== Segment start ==

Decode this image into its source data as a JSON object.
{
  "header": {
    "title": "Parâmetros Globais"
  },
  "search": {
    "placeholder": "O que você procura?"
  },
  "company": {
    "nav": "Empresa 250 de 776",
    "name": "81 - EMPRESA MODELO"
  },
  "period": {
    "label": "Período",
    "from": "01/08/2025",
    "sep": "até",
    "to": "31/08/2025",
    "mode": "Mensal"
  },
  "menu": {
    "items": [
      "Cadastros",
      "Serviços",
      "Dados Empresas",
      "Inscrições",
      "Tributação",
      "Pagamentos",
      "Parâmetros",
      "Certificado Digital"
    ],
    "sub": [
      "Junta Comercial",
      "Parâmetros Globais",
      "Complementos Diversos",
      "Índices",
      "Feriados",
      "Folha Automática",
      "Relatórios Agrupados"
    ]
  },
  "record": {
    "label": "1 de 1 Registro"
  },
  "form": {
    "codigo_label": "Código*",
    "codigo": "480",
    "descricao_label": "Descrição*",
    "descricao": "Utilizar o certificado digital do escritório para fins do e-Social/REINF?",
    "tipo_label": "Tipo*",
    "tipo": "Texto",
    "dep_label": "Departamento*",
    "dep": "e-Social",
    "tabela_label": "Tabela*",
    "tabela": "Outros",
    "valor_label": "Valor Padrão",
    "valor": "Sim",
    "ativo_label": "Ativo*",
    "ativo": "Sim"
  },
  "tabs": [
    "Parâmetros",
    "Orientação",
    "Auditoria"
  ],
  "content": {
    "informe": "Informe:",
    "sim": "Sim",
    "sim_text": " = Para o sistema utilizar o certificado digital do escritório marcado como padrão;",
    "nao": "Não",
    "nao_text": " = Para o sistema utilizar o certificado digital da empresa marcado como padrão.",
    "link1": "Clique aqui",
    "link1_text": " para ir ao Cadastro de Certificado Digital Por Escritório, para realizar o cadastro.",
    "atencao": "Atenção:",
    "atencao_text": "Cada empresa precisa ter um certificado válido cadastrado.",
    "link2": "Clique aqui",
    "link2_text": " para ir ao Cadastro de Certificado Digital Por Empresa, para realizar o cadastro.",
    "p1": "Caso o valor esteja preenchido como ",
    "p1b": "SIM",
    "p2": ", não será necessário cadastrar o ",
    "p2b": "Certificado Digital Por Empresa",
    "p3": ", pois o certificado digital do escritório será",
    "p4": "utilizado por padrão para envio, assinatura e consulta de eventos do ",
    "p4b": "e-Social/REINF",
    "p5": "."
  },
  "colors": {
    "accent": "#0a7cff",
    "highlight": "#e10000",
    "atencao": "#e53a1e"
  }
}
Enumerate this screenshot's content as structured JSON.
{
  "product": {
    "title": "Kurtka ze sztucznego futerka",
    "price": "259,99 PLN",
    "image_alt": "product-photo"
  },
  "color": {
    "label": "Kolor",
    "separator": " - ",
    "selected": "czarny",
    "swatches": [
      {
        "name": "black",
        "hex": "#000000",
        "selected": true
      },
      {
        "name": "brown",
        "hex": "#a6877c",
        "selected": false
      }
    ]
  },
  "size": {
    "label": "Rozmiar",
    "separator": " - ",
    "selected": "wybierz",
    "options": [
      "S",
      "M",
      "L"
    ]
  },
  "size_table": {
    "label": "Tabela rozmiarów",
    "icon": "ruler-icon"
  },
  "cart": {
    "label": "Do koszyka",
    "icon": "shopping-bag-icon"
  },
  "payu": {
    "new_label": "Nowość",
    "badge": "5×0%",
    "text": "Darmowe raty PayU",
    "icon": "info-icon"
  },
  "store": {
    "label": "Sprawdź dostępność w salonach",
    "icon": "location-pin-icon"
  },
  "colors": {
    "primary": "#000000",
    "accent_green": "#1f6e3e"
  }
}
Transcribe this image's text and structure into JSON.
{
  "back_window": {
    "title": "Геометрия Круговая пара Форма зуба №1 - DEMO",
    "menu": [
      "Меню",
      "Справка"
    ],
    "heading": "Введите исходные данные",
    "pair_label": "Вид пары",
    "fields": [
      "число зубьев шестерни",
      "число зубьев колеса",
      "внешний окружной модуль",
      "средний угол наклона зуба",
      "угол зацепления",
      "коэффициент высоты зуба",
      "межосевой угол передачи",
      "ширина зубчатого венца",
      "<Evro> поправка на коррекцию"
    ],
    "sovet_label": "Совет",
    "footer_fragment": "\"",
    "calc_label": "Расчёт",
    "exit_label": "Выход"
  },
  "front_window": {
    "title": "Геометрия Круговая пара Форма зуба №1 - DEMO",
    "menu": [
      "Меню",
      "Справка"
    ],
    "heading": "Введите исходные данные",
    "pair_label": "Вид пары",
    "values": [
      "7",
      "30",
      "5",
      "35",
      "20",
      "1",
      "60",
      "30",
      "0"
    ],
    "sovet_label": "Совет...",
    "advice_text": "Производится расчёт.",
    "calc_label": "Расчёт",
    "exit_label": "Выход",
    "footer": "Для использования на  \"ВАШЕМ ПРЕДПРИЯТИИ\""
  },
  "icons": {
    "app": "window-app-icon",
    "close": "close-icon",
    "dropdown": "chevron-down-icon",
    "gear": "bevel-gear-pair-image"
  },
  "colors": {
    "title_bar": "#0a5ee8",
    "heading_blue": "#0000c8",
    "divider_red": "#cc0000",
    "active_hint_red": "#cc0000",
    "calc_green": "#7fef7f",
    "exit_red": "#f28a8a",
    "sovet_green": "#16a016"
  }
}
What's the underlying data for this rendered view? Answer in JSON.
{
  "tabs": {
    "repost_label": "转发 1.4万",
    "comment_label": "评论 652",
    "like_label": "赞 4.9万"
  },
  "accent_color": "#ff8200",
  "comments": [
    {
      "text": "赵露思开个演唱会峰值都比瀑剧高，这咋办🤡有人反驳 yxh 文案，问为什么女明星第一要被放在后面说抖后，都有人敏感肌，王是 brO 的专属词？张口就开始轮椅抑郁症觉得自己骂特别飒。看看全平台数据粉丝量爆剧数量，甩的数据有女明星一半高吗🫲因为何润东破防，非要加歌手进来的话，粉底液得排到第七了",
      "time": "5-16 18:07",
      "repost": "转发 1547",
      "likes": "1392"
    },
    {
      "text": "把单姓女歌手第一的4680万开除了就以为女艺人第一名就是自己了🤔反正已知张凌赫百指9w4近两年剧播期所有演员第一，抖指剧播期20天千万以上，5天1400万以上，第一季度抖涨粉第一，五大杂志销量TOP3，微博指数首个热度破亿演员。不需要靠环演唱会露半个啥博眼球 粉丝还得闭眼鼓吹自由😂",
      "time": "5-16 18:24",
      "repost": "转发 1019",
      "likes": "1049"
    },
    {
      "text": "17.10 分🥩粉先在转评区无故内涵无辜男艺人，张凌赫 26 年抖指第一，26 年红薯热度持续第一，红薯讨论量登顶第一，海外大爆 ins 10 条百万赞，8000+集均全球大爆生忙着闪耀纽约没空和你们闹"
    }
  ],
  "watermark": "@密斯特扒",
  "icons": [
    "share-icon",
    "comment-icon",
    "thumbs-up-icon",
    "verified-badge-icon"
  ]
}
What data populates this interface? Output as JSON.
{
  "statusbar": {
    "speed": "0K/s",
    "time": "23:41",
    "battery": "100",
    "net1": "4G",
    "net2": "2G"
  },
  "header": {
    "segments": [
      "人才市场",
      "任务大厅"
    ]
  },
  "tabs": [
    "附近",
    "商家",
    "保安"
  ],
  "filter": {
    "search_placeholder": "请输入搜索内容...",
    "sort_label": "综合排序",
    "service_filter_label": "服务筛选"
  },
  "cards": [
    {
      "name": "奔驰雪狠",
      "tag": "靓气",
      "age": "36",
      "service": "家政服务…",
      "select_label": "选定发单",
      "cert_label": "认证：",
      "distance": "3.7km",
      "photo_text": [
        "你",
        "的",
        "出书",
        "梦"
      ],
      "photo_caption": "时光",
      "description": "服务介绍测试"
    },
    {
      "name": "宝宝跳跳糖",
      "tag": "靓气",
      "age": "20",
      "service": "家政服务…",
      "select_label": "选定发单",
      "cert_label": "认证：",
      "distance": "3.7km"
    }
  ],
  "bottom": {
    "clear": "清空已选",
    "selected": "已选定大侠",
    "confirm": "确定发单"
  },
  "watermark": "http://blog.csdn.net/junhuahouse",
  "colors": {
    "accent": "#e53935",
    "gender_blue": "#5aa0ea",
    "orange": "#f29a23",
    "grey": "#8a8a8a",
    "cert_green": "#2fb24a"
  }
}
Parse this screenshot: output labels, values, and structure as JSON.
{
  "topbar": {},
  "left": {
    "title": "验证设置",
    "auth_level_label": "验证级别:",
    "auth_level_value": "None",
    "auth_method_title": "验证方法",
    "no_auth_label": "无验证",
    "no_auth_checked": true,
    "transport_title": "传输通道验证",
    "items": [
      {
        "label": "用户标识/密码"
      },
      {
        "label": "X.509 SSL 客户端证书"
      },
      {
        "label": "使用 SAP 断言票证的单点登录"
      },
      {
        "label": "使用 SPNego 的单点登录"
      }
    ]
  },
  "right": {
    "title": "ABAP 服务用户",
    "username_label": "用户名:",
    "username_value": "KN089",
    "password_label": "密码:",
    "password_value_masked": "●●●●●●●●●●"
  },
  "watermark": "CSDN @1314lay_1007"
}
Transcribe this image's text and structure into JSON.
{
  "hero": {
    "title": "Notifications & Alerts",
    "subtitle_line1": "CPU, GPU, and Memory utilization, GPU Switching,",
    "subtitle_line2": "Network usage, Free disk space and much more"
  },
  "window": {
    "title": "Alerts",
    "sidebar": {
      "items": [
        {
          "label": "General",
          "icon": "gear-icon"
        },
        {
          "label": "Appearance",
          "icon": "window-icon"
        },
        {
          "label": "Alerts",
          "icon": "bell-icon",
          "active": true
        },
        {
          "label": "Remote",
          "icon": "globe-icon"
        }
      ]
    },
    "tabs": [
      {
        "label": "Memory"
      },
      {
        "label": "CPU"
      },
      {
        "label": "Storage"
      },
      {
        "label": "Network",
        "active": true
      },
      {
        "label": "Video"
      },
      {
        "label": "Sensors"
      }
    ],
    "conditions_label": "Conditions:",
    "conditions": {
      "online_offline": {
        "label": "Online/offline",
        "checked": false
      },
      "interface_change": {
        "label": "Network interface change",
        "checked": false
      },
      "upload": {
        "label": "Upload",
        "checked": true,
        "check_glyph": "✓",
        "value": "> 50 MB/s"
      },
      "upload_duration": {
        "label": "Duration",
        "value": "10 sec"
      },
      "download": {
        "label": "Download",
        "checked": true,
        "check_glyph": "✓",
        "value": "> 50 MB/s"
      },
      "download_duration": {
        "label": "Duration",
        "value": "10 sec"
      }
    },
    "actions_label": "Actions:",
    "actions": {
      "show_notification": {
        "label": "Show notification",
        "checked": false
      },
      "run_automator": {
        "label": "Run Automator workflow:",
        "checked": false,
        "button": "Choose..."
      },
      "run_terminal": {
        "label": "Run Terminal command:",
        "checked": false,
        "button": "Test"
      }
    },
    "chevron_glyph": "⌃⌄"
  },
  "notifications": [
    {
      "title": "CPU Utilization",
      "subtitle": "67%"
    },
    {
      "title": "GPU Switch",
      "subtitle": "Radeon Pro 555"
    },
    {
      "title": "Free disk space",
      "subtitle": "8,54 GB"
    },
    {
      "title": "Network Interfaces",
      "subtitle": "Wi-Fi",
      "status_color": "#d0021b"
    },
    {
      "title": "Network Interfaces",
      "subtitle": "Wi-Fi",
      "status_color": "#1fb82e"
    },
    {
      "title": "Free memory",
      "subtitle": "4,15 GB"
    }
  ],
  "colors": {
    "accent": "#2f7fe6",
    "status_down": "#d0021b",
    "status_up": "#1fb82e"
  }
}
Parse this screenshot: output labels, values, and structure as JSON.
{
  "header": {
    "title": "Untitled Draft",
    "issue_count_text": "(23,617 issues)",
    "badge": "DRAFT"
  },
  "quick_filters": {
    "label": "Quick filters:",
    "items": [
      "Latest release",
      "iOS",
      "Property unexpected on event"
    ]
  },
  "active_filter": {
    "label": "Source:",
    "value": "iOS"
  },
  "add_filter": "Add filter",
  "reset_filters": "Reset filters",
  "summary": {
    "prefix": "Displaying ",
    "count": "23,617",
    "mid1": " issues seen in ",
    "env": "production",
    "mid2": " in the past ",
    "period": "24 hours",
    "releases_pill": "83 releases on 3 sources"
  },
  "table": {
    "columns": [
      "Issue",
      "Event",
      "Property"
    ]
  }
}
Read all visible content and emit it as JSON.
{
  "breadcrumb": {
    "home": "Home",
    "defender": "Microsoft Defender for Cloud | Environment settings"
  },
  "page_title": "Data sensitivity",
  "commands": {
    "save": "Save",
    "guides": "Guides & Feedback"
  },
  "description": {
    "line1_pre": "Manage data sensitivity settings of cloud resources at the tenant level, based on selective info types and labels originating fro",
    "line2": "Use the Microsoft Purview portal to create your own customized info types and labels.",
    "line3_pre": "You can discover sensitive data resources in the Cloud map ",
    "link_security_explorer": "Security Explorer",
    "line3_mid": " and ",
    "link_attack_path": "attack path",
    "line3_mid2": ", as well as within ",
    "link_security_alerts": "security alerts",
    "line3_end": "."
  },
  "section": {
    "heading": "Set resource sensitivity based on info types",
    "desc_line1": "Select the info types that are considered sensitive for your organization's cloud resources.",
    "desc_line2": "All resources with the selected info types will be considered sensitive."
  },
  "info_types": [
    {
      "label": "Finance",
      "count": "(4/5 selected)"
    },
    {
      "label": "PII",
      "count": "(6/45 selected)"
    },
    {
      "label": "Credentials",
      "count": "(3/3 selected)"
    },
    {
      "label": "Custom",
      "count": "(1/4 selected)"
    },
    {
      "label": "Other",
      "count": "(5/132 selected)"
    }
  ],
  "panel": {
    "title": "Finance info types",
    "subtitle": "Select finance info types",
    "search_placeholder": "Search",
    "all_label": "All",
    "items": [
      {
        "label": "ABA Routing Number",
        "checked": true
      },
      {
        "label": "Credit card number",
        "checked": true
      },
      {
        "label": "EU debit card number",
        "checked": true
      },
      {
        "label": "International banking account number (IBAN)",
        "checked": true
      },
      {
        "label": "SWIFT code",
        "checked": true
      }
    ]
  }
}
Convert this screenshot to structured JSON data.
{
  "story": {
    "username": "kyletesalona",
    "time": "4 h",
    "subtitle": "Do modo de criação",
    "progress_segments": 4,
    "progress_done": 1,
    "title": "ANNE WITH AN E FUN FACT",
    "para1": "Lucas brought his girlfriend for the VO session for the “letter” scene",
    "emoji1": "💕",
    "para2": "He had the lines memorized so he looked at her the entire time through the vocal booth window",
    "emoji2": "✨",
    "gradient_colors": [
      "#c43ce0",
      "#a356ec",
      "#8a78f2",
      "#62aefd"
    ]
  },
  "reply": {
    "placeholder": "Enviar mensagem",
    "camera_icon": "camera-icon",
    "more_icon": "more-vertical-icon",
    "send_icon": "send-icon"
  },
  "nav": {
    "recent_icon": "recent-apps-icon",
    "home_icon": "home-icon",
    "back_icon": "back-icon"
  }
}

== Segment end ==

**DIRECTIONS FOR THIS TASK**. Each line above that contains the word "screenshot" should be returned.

**SOLUTION TO THE PROBLEM**.
Enumerate this screenshot's content as structured JSON.
Parse this screenshot: output labels, values, and structure as JSON.
Parse this screenshot: output labels, values, and structure as JSON.
Convert this screenshot to structured JSON data.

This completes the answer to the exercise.